### [GIVEN DATA]

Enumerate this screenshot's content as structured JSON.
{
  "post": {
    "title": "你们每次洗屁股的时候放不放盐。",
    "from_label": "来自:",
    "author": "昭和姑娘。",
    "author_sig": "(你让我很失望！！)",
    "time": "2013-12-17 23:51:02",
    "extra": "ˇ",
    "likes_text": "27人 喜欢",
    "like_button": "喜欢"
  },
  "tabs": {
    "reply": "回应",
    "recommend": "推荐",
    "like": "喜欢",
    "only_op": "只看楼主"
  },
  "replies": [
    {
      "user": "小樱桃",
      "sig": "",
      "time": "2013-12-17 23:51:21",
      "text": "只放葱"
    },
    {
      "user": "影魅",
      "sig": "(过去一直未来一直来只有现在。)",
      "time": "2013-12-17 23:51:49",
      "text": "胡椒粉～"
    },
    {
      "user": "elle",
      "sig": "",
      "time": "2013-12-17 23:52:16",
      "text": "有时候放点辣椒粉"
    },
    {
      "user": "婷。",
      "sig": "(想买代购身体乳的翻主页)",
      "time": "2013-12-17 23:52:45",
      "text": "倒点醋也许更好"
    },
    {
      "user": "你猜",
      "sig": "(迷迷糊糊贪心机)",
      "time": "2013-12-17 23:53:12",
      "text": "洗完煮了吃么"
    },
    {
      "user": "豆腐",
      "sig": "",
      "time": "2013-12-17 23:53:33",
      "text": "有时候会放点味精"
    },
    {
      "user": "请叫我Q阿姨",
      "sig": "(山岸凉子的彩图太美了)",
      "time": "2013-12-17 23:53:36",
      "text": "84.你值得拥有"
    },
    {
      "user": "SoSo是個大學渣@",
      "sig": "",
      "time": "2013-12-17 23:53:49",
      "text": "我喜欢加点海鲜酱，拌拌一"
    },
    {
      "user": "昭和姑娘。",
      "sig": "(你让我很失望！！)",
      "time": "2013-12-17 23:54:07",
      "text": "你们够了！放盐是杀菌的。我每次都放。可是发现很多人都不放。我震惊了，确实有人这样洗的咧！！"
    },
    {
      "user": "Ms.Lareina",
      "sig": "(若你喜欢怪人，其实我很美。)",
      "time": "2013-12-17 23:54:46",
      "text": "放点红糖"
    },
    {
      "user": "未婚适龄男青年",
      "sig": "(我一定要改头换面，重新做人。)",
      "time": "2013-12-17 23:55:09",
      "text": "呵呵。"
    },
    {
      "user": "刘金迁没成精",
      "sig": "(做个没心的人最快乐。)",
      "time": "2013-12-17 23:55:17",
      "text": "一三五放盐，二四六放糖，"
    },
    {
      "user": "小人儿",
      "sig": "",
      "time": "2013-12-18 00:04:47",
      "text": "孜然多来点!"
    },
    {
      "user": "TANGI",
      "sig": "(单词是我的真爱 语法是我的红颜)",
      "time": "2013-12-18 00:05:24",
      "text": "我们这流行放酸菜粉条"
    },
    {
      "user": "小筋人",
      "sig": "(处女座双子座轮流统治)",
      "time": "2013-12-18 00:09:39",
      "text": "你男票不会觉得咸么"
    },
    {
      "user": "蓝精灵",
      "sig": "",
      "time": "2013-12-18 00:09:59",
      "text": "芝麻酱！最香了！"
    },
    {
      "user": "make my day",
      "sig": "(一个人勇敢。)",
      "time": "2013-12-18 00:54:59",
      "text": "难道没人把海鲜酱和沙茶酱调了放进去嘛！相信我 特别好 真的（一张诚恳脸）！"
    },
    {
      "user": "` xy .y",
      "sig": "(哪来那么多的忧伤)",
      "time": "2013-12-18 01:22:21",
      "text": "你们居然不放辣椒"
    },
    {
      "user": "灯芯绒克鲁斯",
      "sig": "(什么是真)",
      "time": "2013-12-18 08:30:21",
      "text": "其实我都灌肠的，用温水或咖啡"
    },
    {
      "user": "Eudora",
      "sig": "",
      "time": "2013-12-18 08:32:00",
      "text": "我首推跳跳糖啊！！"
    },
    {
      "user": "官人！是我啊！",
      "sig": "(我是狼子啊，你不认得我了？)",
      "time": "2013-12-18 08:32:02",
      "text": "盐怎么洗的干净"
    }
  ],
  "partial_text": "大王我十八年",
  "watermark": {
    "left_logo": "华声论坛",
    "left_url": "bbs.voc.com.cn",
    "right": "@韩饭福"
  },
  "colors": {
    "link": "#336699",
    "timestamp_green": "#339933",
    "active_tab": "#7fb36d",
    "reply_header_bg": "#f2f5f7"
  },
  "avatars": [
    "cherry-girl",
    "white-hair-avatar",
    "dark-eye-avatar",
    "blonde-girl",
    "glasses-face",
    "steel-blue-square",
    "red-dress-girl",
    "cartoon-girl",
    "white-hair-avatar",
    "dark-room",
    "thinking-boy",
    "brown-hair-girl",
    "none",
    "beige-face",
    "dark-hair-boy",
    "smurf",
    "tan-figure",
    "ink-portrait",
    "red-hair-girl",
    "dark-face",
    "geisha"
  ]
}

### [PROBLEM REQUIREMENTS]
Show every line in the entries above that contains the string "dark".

### [REPLY TO THE TASK]
    "dark-eye-avatar",
    "dark-room",
    "dark-hair-boy",
    "dark-face",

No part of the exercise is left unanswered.